(Dataset excerpts)
____________

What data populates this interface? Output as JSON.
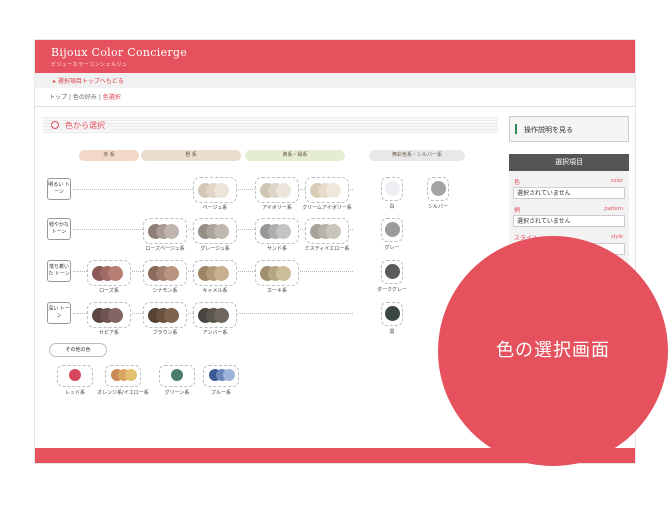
{
  "app": {
    "title": "Bijoux Color Concierge",
    "subtitle": "ビジューカラーコンシェルジュ"
  },
  "nav": {
    "back_link": "▸ 選択項目トップへもどる",
    "breadcrumb": [
      "トップ",
      "色の好み",
      "色選択"
    ],
    "separator": "|"
  },
  "section": {
    "title": "色から選択"
  },
  "categories": [
    "赤 系",
    "橙 系",
    "黄系・緑系",
    "無彩色系・シルバー系"
  ],
  "category_colors": [
    "#f2d9c7",
    "#e9ddd0",
    "#e4ecd2",
    "#e8e8e8"
  ],
  "rows": [
    "明るい\nトーン",
    "穏やかな\nトーン",
    "落ち着いた\nトーン",
    "深い\nトーン"
  ],
  "swatches": [
    {
      "label": "ベージュ系",
      "colors": [
        "#d4c7b8",
        "#e0d5c7",
        "#ece4d8"
      ]
    },
    {
      "label": "アイボリー系",
      "colors": [
        "#cfc6b5",
        "#ddd6c8",
        "#ebe5db"
      ]
    },
    {
      "label": "クリームアイボリー系",
      "colors": [
        "#d9cdb6",
        "#e6dcc9",
        "#efe8da"
      ]
    },
    {
      "label": "ローズベージュ系",
      "colors": [
        "#8e7e7a",
        "#a99b96",
        "#c0b4ae"
      ]
    },
    {
      "label": "グレージュ系",
      "colors": [
        "#958e87",
        "#aaa39c",
        "#bfb8b1"
      ]
    },
    {
      "label": "サンド系",
      "colors": [
        "#979797",
        "#aeaeae",
        "#c4c4c4"
      ]
    },
    {
      "label": "ミスティイエロー系",
      "colors": [
        "#a7a39a",
        "#b8b4ab",
        "#c9c5bc"
      ]
    },
    {
      "label": "ローズ系",
      "colors": [
        "#8c5a58",
        "#a16b66",
        "#b87e76"
      ]
    },
    {
      "label": "シナモン系",
      "colors": [
        "#8a6a5c",
        "#a27e6c",
        "#b99481"
      ]
    },
    {
      "label": "キャメル系",
      "colors": [
        "#9d8465",
        "#b39a79",
        "#c9b190"
      ]
    },
    {
      "label": "カーキ系",
      "colors": [
        "#a08f6f",
        "#b7a684",
        "#cdbd99"
      ]
    },
    {
      "label": "セピア系",
      "colors": [
        "#5c4545",
        "#6f5454",
        "#836565"
      ]
    },
    {
      "label": "ブラウン系",
      "colors": [
        "#574334",
        "#6a5240",
        "#7e634e"
      ]
    },
    {
      "label": "アンバー系",
      "colors": [
        "#4a4540",
        "#5b554f",
        "#6d675f"
      ]
    }
  ],
  "neutrals": [
    {
      "label": "白",
      "color": "#eceef2"
    },
    {
      "label": "シルバー",
      "color": "#a3a3a3"
    },
    {
      "label": "グレー",
      "color": "#9b9b9b"
    },
    {
      "label": "ダークグレー",
      "color": "#5b5b5b"
    },
    {
      "label": "黒",
      "color": "#3c4744"
    }
  ],
  "other": {
    "label": "その他の色",
    "items": [
      {
        "label": "レッド系",
        "colors": [
          "#d6465e"
        ]
      },
      {
        "label": "オレンジ系/イエロー系",
        "colors": [
          "#c98a55",
          "#d9a563",
          "#e3c06f"
        ]
      },
      {
        "label": "グリーン系",
        "colors": [
          "#4d7d6e"
        ]
      },
      {
        "label": "ブルー系",
        "colors": [
          "#3d5a93",
          "#6d87bb",
          "#9eb3da"
        ]
      }
    ]
  },
  "sidebar": {
    "guide_button": "操作説明を見る",
    "selected_header": "選択項目",
    "fields": [
      {
        "label": "色",
        "en": "color",
        "value": "選択されていません"
      },
      {
        "label": "柄",
        "en": "pattern",
        "value": "選択されていません"
      },
      {
        "label": "スタイル",
        "en": "style",
        "value": ""
      }
    ]
  },
  "callout": "色の選択画面",
  "colors": {
    "accent": "#e5525d"
  }
}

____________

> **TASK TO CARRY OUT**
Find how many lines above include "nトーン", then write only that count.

> **ANSWER TO THE EXERCISE**
4